Interface dataset entries
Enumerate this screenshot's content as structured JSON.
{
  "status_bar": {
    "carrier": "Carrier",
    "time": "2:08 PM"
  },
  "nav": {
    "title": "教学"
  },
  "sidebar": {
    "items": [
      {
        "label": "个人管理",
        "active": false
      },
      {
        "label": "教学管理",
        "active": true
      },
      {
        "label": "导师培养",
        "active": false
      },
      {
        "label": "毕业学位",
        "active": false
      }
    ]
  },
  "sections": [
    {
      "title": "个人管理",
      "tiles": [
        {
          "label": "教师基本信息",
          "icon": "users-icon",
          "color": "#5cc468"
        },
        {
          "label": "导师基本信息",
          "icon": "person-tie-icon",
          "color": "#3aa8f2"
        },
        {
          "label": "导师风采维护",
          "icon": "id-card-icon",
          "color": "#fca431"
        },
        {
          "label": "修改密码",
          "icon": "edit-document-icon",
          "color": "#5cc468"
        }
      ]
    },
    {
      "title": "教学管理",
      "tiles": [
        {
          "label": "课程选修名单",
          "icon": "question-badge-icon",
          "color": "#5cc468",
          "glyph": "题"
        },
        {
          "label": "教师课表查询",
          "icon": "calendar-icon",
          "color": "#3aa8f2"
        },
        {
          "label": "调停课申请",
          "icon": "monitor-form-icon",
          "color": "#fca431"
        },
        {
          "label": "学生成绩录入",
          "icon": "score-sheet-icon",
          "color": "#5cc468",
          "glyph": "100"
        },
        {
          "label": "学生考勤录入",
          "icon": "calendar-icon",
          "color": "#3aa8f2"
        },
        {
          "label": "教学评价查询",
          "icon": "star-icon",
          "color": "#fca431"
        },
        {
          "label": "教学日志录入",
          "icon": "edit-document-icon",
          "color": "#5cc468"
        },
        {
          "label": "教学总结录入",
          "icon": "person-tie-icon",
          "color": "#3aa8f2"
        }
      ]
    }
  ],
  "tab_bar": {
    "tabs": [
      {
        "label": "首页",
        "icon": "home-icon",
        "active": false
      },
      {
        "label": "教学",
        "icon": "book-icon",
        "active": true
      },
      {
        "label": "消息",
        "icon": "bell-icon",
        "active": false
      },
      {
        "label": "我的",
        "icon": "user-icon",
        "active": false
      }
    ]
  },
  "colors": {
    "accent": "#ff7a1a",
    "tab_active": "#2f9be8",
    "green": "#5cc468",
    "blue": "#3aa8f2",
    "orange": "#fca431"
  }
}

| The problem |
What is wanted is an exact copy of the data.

| Response to this exercise |
Enumerate this screenshot's content as structured JSON.
{
  "status_bar": {
    "carrier": "Carrier",
    "time": "2:08 PM"
  },
  "nav": {
    "title": "教学"
  },
  "sidebar": {
    "items": [
      {
        "label": "个人管理",
        "active": false
      },
      {
        "label": "教学管理",
        "active": true
      },
      {
        "label": "导师培养",
        "active": false
      },
      {
        "label": "毕业学位",
        "active": false
      }
    ]
  },
  "sections": [
    {
      "title": "个人管理",
      "tiles": [
        {
          "label": "教师基本信息",
          "icon": "users-icon",
          "color": "#5cc468"
        },
        {
          "label": "导师基本信息",
          "icon": "person-tie-icon",
          "color": "#3aa8f2"
        },
        {
          "label": "导师风采维护",
          "icon": "id-card-icon",
          "color": "#fca431"
        },
        {
          "label": "修改密码",
          "icon": "edit-document-icon",
          "color": "#5cc468"
        }
      ]
    },
    {
      "title": "教学管理",
      "tiles": [
        {
          "label": "课程选修名单",
          "icon": "question-badge-icon",
          "color": "#5cc468",
          "glyph": "题"
        },
        {
          "label": "教师课表查询",
          "icon": "calendar-icon",
          "color": "#3aa8f2"
        },
        {
          "label": "调停课申请",
          "icon": "monitor-form-icon",
          "color": "#fca431"
        },
        {
          "label": "学生成绩录入",
          "icon": "score-sheet-icon",
          "color": "#5cc468",
          "glyph": "100"
        },
        {
          "label": "学生考勤录入",
          "icon": "calendar-icon",
          "color": "#3aa8f2"
        },
        {
          "label": "教学评价查询",
          "icon": "star-icon",
          "color": "#fca431"
        },
        {
          "label": "教学日志录入",
          "icon": "edit-document-icon",
          "color": "#5cc468"
        },
        {
          "label": "教学总结录入",
          "icon": "person-tie-icon",
          "color": "#3aa8f2"
        }
      ]
    }
  ],
  "tab_bar": {
    "tabs": [
      {
        "label": "首页",
        "icon": "home-icon",
        "active": false
      },
      {
        "label": "教学",
        "icon": "book-icon",
        "active": true
      },
      {
        "label": "消息",
        "icon": "bell-icon",
        "active": false
      },
      {
        "label": "我的",
        "icon": "user-icon",
        "active": false
      }
    ]
  },
  "colors": {
    "accent": "#ff7a1a",
    "tab_active": "#2f9be8",
    "green": "#5cc468",
    "blue": "#3aa8f2",
    "orange": "#fca431"
  }
}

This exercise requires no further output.